You know they're just actors. It's fiction, after all. They're not really in love. Nonetheless, many, many people closely guard memories of their favorite screen kisses, proxies for embraces they wish were their own.
Not you? Perhaps you're more of the heroic type. Perhaps you imagine yourself clipping the red wire four seconds before detonation. No doubt the batteries in your walkie-talkie are long since dead, and you're unable to get help from the demolition experts back at HQ.
Not quite right? Did you see yourself as the girl with the winning piano performance in front of a hostile audience? Did you see your teenage nemesis grudgingly stand with respect when you took your bow?

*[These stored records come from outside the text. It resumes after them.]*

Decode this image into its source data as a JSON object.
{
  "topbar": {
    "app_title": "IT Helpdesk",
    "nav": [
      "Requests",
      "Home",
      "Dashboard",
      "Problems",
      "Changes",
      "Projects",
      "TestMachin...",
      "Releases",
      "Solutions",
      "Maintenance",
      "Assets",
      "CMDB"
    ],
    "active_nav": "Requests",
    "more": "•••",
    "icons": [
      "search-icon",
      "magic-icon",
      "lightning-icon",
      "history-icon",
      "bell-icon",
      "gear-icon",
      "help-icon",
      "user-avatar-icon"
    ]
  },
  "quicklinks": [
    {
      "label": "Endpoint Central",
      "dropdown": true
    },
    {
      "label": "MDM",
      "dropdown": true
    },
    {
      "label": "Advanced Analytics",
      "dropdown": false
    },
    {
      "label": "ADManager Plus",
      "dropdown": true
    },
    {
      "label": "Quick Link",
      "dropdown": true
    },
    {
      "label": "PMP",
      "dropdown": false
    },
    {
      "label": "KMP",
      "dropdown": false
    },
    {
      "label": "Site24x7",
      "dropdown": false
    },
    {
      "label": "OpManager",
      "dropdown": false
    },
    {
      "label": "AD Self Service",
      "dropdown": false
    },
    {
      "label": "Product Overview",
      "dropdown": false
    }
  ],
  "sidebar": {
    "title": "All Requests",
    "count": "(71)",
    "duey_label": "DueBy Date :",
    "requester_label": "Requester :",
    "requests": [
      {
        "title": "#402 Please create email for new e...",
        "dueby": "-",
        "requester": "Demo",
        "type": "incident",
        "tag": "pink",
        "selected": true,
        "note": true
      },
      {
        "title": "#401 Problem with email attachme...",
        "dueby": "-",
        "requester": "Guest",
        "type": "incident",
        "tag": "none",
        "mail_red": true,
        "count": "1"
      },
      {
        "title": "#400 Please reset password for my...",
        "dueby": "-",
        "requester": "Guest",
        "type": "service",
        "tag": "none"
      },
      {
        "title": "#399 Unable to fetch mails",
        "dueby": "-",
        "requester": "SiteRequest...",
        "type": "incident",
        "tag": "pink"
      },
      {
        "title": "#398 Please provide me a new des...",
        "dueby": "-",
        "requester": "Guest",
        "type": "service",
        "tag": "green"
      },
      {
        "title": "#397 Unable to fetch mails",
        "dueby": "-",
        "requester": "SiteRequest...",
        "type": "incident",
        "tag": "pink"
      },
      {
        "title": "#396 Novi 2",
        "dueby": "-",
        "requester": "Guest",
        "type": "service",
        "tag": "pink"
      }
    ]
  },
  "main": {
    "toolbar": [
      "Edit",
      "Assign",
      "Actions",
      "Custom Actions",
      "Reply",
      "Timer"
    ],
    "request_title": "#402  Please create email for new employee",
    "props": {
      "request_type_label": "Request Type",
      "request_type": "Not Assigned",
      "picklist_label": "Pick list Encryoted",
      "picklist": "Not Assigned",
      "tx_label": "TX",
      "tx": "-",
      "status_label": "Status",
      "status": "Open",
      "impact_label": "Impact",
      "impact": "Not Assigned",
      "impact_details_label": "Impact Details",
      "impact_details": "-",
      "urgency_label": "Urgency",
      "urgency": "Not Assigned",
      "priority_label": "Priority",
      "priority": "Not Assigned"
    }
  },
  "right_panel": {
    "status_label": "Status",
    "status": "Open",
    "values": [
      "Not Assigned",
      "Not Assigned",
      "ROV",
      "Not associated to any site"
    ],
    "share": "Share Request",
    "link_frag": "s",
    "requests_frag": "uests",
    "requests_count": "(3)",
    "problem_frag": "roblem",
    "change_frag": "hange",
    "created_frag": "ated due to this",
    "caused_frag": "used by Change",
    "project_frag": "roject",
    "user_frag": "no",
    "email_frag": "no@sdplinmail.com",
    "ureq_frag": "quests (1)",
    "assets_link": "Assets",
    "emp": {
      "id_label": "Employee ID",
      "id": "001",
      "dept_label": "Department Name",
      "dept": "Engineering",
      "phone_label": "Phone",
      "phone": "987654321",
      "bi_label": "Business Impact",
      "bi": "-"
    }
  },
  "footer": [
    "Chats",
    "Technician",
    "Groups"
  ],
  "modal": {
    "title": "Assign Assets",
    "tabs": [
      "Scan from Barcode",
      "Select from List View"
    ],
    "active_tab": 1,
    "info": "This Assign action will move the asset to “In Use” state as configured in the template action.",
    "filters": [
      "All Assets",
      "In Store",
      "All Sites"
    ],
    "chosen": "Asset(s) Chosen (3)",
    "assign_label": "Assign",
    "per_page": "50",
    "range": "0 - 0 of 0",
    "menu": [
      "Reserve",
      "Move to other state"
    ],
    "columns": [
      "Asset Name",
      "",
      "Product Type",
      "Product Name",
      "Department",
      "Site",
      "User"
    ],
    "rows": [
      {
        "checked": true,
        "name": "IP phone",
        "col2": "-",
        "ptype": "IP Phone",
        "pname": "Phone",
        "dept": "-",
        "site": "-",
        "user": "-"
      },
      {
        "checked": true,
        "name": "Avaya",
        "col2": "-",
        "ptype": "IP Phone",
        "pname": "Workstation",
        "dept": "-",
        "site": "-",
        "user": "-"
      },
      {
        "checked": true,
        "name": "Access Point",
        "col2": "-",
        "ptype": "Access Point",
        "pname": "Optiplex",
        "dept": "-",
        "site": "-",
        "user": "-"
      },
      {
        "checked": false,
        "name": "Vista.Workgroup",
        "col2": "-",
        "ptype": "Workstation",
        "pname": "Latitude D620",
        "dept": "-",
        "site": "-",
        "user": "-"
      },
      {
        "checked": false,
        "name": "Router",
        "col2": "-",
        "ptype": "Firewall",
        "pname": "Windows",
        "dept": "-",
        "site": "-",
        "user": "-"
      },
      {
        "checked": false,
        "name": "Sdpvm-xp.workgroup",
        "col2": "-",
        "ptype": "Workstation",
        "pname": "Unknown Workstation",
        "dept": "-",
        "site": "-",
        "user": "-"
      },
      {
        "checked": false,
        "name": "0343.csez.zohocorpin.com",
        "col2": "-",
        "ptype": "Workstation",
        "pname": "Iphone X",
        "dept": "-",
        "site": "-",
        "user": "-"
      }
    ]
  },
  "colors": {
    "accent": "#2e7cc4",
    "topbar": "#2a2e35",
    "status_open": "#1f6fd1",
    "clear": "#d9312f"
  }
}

Fiction gives us raw material for vital thought experiments, while simultaneously presenting us with a forked decision tree. The fictional circumstances into which we project ourselves offer distraction and respite from day to day realities. That means they can either become permanent blindfolds as we're never going to find ourselves with orchestral scores rising behind our actions, or they can show us constructive alternatives to the lives we're already leading. How we imagine ourselves will always be the first step in creating selves capable of living lives we value.
Not every thought experiment needs to be a positive, constructive one. The safety of fictional experimentation can serve as safety valves so that we don't traffic with dangerous trade. Simultaneously, it is precisely because of fictional invention and experimentation we may discover ways to remake our immediate present and long term futures.
The the rain falling around our leads is rarely cold in a Hollywood screen kiss, just as the grime covering the police officer's face when he snips the bomb wire always looks stylishly rogue. It's not necessary to aspire to last minute rescues or endless romantic clinches, but as a viewer you still have a choice. You can let these images bounce off your retinas, eternally imprinted as lives you will never lead, or you can choose to transform them into metaphors, by which they may come to influence some momentary, vital moment when your own life requires depth of feeling or decisive action. And if there's one thing you know, everyone in the entire world will be called upon at one time or another to make a vital decision or clarify a deep feeling.
Here's looking at you, Kid.
PS -- Yes, yes, here's where the good people of 1AU ask our dear readers to share what you've read with friends and colleagues. And here's the place where you think, "Oh, sure, one more imposition of my precious time." Well, we're asking. It's something we value above rubies, above gold: if you like an idea enough to give it a moment's thought, then consider giving it a measure of freedom. When you share an idea with another person, you release an idea to grow freely in the world. Like what you see? Set it free.